## Records provided

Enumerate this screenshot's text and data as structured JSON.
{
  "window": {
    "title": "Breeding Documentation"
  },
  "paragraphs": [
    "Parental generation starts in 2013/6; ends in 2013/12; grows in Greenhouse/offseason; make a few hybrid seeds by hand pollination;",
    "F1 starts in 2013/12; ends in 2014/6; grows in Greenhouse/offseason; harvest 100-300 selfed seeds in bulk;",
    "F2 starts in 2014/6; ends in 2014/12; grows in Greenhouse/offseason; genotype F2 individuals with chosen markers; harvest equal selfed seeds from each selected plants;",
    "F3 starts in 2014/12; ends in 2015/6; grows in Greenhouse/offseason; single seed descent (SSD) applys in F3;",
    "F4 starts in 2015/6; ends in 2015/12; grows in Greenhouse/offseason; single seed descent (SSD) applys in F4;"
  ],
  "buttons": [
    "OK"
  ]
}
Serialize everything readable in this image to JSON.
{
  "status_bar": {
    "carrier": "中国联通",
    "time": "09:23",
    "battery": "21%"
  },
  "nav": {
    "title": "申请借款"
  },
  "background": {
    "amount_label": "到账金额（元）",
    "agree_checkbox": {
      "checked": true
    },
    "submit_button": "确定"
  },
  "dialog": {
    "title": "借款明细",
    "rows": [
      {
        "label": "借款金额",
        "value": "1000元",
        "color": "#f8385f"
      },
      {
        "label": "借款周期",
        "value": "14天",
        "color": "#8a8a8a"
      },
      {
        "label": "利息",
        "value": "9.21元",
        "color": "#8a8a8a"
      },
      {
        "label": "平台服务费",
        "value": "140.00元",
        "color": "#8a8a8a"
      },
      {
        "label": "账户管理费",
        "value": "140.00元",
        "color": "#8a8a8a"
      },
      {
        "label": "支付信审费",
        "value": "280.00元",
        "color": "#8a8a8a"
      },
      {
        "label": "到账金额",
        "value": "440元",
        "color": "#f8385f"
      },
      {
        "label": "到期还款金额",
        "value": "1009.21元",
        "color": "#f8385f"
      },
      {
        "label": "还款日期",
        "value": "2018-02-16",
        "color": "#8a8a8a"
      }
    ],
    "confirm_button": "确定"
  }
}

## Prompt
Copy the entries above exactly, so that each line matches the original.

## The completed task
Enumerate this screenshot's text and data as structured JSON.
{
  "window": {
    "title": "Breeding Documentation"
  },
  "paragraphs": [
    "Parental generation starts in 2013/6; ends in 2013/12; grows in Greenhouse/offseason; make a few hybrid seeds by hand pollination;",
    "F1 starts in 2013/12; ends in 2014/6; grows in Greenhouse/offseason; harvest 100-300 selfed seeds in bulk;",
    "F2 starts in 2014/6; ends in 2014/12; grows in Greenhouse/offseason; genotype F2 individuals with chosen markers; harvest equal selfed seeds from each selected plants;",
    "F3 starts in 2014/12; ends in 2015/6; grows in Greenhouse/offseason; single seed descent (SSD) applys in F3;",
    "F4 starts in 2015/6; ends in 2015/12; grows in Greenhouse/offseason; single seed descent (SSD) applys in F4;"
  ],
  "buttons": [
    "OK"
  ]
}
Serialize everything readable in this image to JSON.
{
  "status_bar": {
    "carrier": "中国联通",
    "time": "09:23",
    "battery": "21%"
  },
  "nav": {
    "title": "申请借款"
  },
  "background": {
    "amount_label": "到账金额（元）",
    "agree_checkbox": {
      "checked": true
    },
    "submit_button": "确定"
  },
  "dialog": {
    "title": "借款明细",
    "rows": [
      {
        "label": "借款金额",
        "value": "1000元",
        "color": "#f8385f"
      },
      {
        "label": "借款周期",
        "value": "14天",
        "color": "#8a8a8a"
      },
      {
        "label": "利息",
        "value": "9.21元",
        "color": "#8a8a8a"
      },
      {
        "label": "平台服务费",
        "value": "140.00元",
        "color": "#8a8a8a"
      },
      {
        "label": "账户管理费",
        "value": "140.00元",
        "color": "#8a8a8a"
      },
      {
        "label": "支付信审费",
        "value": "280.00元",
        "color": "#8a8a8a"
      },
      {
        "label": "到账金额",
        "value": "440元",
        "color": "#f8385f"
      },
      {
        "label": "到期还款金额",
        "value": "1009.21元",
        "color": "#f8385f"
      },
      {
        "label": "还款日期",
        "value": "2018-02-16",
        "color": "#8a8a8a"
      }
    ],
    "confirm_button": "确定"
  }
}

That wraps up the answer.